### SUPPLIED MATERIAL

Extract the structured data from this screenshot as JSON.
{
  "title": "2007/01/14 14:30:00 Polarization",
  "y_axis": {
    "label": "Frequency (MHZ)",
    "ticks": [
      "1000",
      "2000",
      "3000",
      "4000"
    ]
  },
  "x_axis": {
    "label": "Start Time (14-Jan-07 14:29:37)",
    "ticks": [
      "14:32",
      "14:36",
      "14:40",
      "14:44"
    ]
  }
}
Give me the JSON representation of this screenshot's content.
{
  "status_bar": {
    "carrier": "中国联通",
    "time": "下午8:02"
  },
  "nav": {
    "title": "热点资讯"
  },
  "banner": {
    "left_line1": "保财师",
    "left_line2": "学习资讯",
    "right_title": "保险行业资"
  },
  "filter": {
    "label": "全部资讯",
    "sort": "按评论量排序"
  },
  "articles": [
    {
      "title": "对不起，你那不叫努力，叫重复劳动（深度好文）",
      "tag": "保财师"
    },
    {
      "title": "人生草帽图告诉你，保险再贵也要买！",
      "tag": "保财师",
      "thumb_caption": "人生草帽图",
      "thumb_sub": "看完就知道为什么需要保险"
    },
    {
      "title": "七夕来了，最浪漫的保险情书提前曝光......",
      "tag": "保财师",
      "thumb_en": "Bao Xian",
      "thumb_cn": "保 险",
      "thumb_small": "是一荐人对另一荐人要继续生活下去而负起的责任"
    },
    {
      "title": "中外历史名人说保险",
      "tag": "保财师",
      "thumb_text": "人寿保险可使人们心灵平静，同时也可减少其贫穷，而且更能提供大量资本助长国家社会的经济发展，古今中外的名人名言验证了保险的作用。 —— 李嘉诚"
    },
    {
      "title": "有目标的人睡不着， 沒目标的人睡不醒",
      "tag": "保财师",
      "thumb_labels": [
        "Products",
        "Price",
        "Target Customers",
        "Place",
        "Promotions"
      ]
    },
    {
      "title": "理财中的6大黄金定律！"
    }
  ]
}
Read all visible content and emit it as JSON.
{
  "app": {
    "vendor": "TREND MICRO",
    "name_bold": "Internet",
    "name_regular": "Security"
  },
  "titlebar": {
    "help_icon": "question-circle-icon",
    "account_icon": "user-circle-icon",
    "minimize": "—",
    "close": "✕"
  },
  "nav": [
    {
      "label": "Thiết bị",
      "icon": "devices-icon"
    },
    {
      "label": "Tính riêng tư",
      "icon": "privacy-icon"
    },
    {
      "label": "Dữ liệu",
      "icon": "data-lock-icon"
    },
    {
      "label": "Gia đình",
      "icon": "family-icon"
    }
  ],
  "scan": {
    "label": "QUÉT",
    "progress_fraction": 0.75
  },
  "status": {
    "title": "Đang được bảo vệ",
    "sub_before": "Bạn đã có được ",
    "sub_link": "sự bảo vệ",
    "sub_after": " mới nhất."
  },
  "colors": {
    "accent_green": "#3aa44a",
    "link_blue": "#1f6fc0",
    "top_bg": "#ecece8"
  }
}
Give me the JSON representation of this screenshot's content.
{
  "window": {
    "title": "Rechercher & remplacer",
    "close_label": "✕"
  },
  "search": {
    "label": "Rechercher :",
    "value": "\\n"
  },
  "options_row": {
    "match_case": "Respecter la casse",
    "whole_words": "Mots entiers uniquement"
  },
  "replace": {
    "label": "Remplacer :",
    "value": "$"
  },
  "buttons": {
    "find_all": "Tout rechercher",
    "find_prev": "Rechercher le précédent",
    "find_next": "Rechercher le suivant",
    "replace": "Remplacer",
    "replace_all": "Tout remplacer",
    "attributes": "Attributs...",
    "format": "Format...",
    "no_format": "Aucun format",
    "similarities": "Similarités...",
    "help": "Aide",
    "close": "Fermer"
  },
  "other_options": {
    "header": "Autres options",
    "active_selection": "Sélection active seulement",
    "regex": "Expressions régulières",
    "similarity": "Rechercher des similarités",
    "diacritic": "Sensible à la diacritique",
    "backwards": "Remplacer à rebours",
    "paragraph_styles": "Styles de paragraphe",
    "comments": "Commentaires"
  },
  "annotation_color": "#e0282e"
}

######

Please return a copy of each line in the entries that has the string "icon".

    "help_icon": "question-circle-icon",
    "account_icon": "user-circle-icon",
      "icon": "devices-icon"
      "icon": "privacy-icon"
      "icon": "data-lock-icon"
      "icon": "family-icon"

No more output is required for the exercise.